I haven’t posted a “Behind the Shot” analysis in quite some time. I just haven’t been shooting very much as of late.
But here’s a recent shot that didn’t work the way I initially intended, but ended up being a decent fashion/editorial piece.
When I stated that the shot didn’t work as I intended, it helps to understand the location. The scene here is in the auxiliary bar of a nightclub in Downtown Los Angeles. I didn’t want to use ambient light, which is basically the tungsten bulbs in the club (no windows) and shot stopped down (f/10, 1/200sec, ISO 100). I wanted to light the model with a single light and then use a gelled strobe to color the rear shelves filled with alcohol bottles.
So the way I laid it all out was a Paul C. Buff (PCB) Einstein 640 with a 47″ octabox as the key light and another Einstein gelled with barn doors.
Unfortunately, I didn’t get enough gelled light covering the rear as I wanted so I didn’t get the effect I had envisioned in my head. Plus, I had a lot of spill coming off the key light so it washed out the background a bit. I was getting a bit lazy with trying to angle the light and I didn’t have a grid for the octabox, so I chucked my PCB Alien Bees ABR800 ring flash on the Canon 5D Mark III for fill and shot the look, anyway.
After the shoot, I ran through the shots and thought the shots were decent but not great. Then I decided to render one in black and white. I tried a few presets in Nik Silver Efex Pro 2 and was able to render a B&W shot that looked pretty good. So I went through my regular workflow of Lightroom to Photoshop then back to Lightroom, followed with processing through Nik Silver Efex Pro 2, and the result is the photo above.
In retrospect, I might have gone the extreme opposite and go ultra low key and used a single gridded beauty dish or gridded bare bulb reflector on a high angle for key with a reflector at model waist level on the horizontal plane. Then run two or three gelled lights pointing at the background with snoots.

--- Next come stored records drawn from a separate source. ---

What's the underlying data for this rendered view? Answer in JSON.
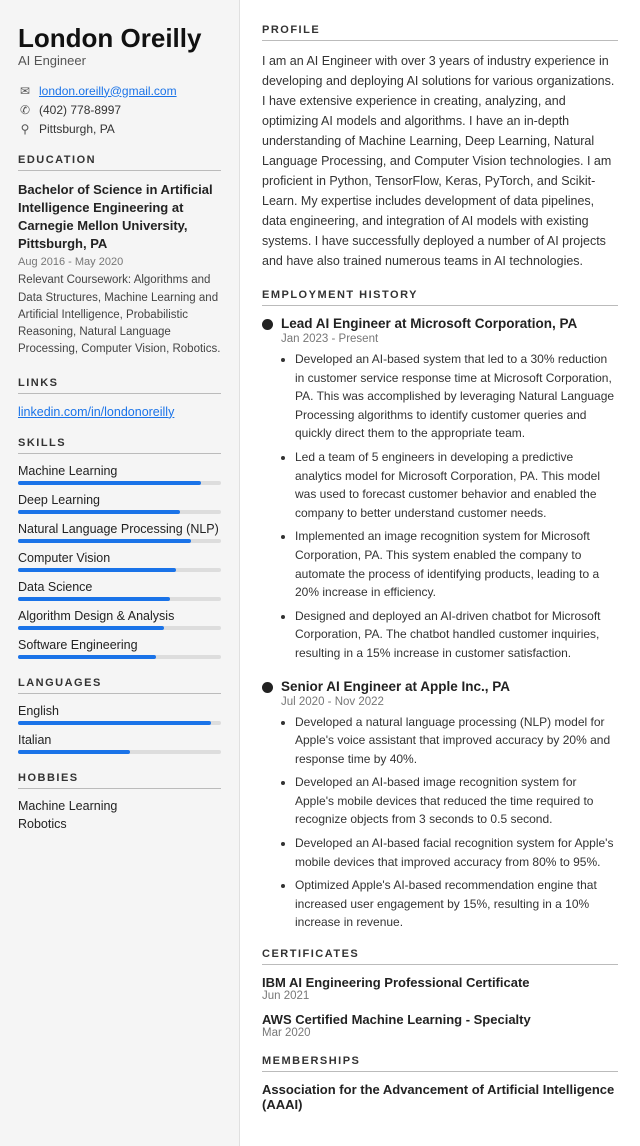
{
  "sidebar": {
    "name": "London Oreilly",
    "title": "AI Engineer",
    "contact": {
      "email": "london.oreilly@gmail.com",
      "phone": "(402) 778-8997",
      "location": "Pittsburgh, PA"
    },
    "education": {
      "degree": "Bachelor of Science in Artificial Intelligence Engineering at Carnegie Mellon University, Pittsburgh, PA",
      "dates": "Aug 2016 - May 2020",
      "coursework": "Relevant Coursework: Algorithms and Data Structures, Machine Learning and Artificial Intelligence, Probabilistic Reasoning, Natural Language Processing, Computer Vision, Robotics."
    },
    "links": {
      "label": "LINKS",
      "linkedin": "linkedin.com/in/londonoreilly"
    },
    "skills_label": "SKILLS",
    "skills": [
      {
        "name": "Machine Learning",
        "pct": 90
      },
      {
        "name": "Deep Learning",
        "pct": 80
      },
      {
        "name": "Natural Language Processing (NLP)",
        "pct": 85
      },
      {
        "name": "Computer Vision",
        "pct": 78
      },
      {
        "name": "Data Science",
        "pct": 75
      },
      {
        "name": "Algorithm Design & Analysis",
        "pct": 72
      },
      {
        "name": "Software Engineering",
        "pct": 68
      }
    ],
    "languages_label": "LANGUAGES",
    "languages": [
      {
        "name": "English",
        "pct": 95
      },
      {
        "name": "Italian",
        "pct": 55
      }
    ],
    "hobbies_label": "HOBBIES",
    "hobbies": [
      "Machine Learning",
      "Robotics"
    ]
  },
  "main": {
    "profile_label": "PROFILE",
    "profile_text": "I am an AI Engineer with over 3 years of industry experience in developing and deploying AI solutions for various organizations. I have extensive experience in creating, analyzing, and optimizing AI models and algorithms. I have an in-depth understanding of Machine Learning, Deep Learning, Natural Language Processing, and Computer Vision technologies. I am proficient in Python, TensorFlow, Keras, PyTorch, and Scikit-Learn. My expertise includes development of data pipelines, data engineering, and integration of AI models with existing systems. I have successfully deployed a number of AI projects and have also trained numerous teams in AI technologies.",
    "employment_label": "EMPLOYMENT HISTORY",
    "jobs": [
      {
        "title": "Lead AI Engineer at Microsoft Corporation, PA",
        "dates": "Jan 2023 - Present",
        "bullets": [
          "Developed an AI-based system that led to a 30% reduction in customer service response time at Microsoft Corporation, PA. This was accomplished by leveraging Natural Language Processing algorithms to identify customer queries and quickly direct them to the appropriate team.",
          "Led a team of 5 engineers in developing a predictive analytics model for Microsoft Corporation, PA. This model was used to forecast customer behavior and enabled the company to better understand customer needs.",
          "Implemented an image recognition system for Microsoft Corporation, PA. This system enabled the company to automate the process of identifying products, leading to a 20% increase in efficiency.",
          "Designed and deployed an AI-driven chatbot for Microsoft Corporation, PA. The chatbot handled customer inquiries, resulting in a 15% increase in customer satisfaction."
        ]
      },
      {
        "title": "Senior AI Engineer at Apple Inc., PA",
        "dates": "Jul 2020 - Nov 2022",
        "bullets": [
          "Developed a natural language processing (NLP) model for Apple's voice assistant that improved accuracy by 20% and response time by 40%.",
          "Developed an AI-based image recognition system for Apple's mobile devices that reduced the time required to recognize objects from 3 seconds to 0.5 second.",
          "Developed an AI-based facial recognition system for Apple's mobile devices that improved accuracy from 80% to 95%.",
          "Optimized Apple's AI-based recommendation engine that increased user engagement by 15%, resulting in a 10% increase in revenue."
        ]
      }
    ],
    "certificates_label": "CERTIFICATES",
    "certificates": [
      {
        "name": "IBM AI Engineering Professional Certificate",
        "date": "Jun 2021"
      },
      {
        "name": "AWS Certified Machine Learning - Specialty",
        "date": "Mar 2020"
      }
    ],
    "memberships_label": "MEMBERSHIPS",
    "memberships": [
      {
        "name": "Association for the Advancement of Artificial Intelligence (AAAI)"
      }
    ]
  }
}
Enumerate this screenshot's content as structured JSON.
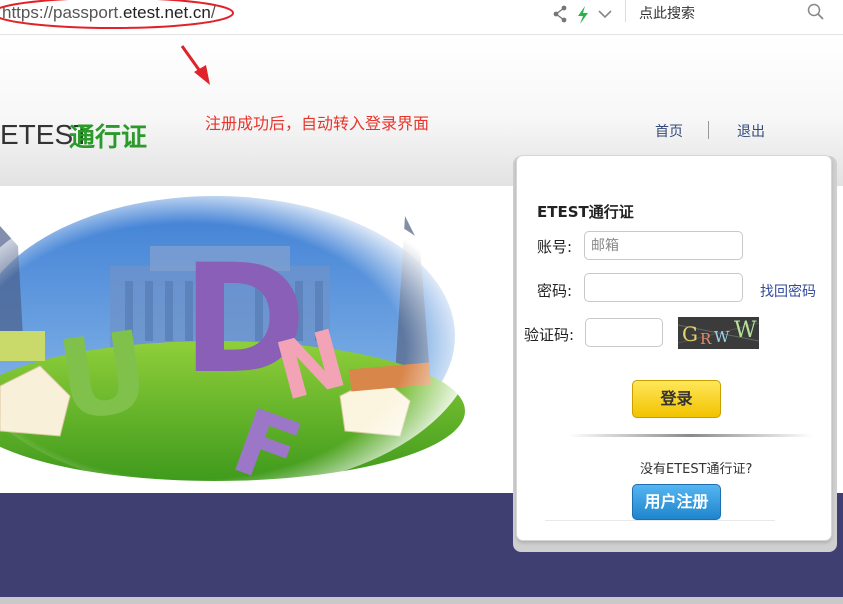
{
  "browser": {
    "url_prefix": "https://passport.",
    "url_domain": "etest.net.cn",
    "url_suffix": "/",
    "search_label": "点此搜索"
  },
  "header": {
    "logo_text": "ETEST",
    "logo_suffix": "通行证",
    "annotation": "注册成功后，自动转入登录界面",
    "nav": {
      "home": "首页",
      "logout": "退出"
    }
  },
  "banner": {
    "letters": [
      "D",
      "U",
      "N",
      "F"
    ]
  },
  "login": {
    "title": "ETEST通行证",
    "account_label": "账号:",
    "account_placeholder": "邮箱",
    "password_label": "密码:",
    "forgot_link": "找回密码",
    "captcha_label": "验证码:",
    "captcha_text": "GRWW",
    "login_button": "登录",
    "no_account_text": "没有ETEST通行证?",
    "register_button": "用户注册"
  },
  "colors": {
    "logo_green": "#2a9a2a",
    "annotation_red": "#e8352b",
    "footer_band": "#3f3f72",
    "login_yellow": "#f1c300",
    "register_blue": "#1f85cc"
  },
  "icons": [
    "share-icon",
    "lightning-icon",
    "chevron-down-icon",
    "search-icon",
    "red-arrow-icon"
  ]
}
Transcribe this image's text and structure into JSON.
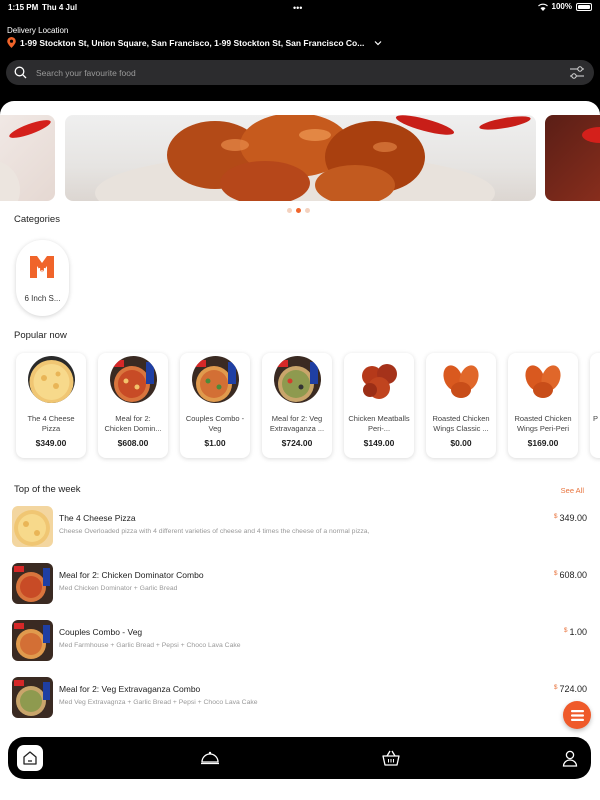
{
  "status_bar": {
    "time": "1:15 PM",
    "date": "Thu 4 Jul",
    "battery": "100%"
  },
  "header": {
    "location_label": "Delivery Location",
    "location_address": "1-99 Stockton St,  Union Square, San Francisco, 1-99 Stockton St, San Francisco Co...",
    "search_placeholder": "Search your favourite food"
  },
  "carousel": {
    "slides": 3,
    "active_index": 1
  },
  "categories": {
    "title": "Categories",
    "items": [
      {
        "label": "6 Inch S...",
        "icon": "brand-logo-icon"
      }
    ]
  },
  "popular": {
    "title": "Popular now",
    "items": [
      {
        "name": "The 4 Cheese Pizza",
        "price": "$349.00",
        "image": "pizza-cheese"
      },
      {
        "name": "Meal for 2: Chicken Domin...",
        "price": "$608.00",
        "image": "pizza-meal"
      },
      {
        "name": "Couples Combo - Veg",
        "price": "$1.00",
        "image": "pizza-meal"
      },
      {
        "name": "Meal for 2: Veg Extravaganza ...",
        "price": "$724.00",
        "image": "pizza-meal"
      },
      {
        "name": "Chicken Meatballs Peri-...",
        "price": "$149.00",
        "image": "meatballs"
      },
      {
        "name": "Roasted Chicken Wings Classic ...",
        "price": "$0.00",
        "image": "wings"
      },
      {
        "name": "Roasted Chicken Wings Peri-Peri",
        "price": "$169.00",
        "image": "wings"
      },
      {
        "name": "P",
        "price": "",
        "image": "partial"
      }
    ]
  },
  "top_week": {
    "title": "Top of the week",
    "see_all": "See All",
    "items": [
      {
        "name": "The 4 Cheese Pizza",
        "desc": "Cheese Overloaded pizza with 4 different varieties of cheese and 4 times the cheese of a normal pizza,",
        "currency": "$",
        "price": "349.00"
      },
      {
        "name": "Meal for 2: Chicken Dominator Combo",
        "desc": "Med Chicken Dominator + Garlic Bread",
        "currency": "$",
        "price": "608.00"
      },
      {
        "name": "Couples Combo - Veg",
        "desc": "Med Farmhouse + Garlic Bread + Pepsi + Choco Lava Cake",
        "currency": "$",
        "price": "1.00"
      },
      {
        "name": "Meal for 2: Veg Extravaganza Combo",
        "desc": "Med Veg Extravagnza + Garlic Bread + Pepsi + Choco Lava Cake",
        "currency": "$",
        "price": "724.00"
      }
    ]
  },
  "tabbar": {
    "tabs": [
      "home-icon",
      "cloche-icon",
      "basket-icon",
      "profile-icon"
    ],
    "active": "home-icon"
  },
  "colors": {
    "accent": "#F0642A",
    "background": "#000000",
    "card": "#FFFFFF"
  }
}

Anyway, the above is a fairly simple lighting setup, and fortunately I rescued my failed vision at the time with solid post production work.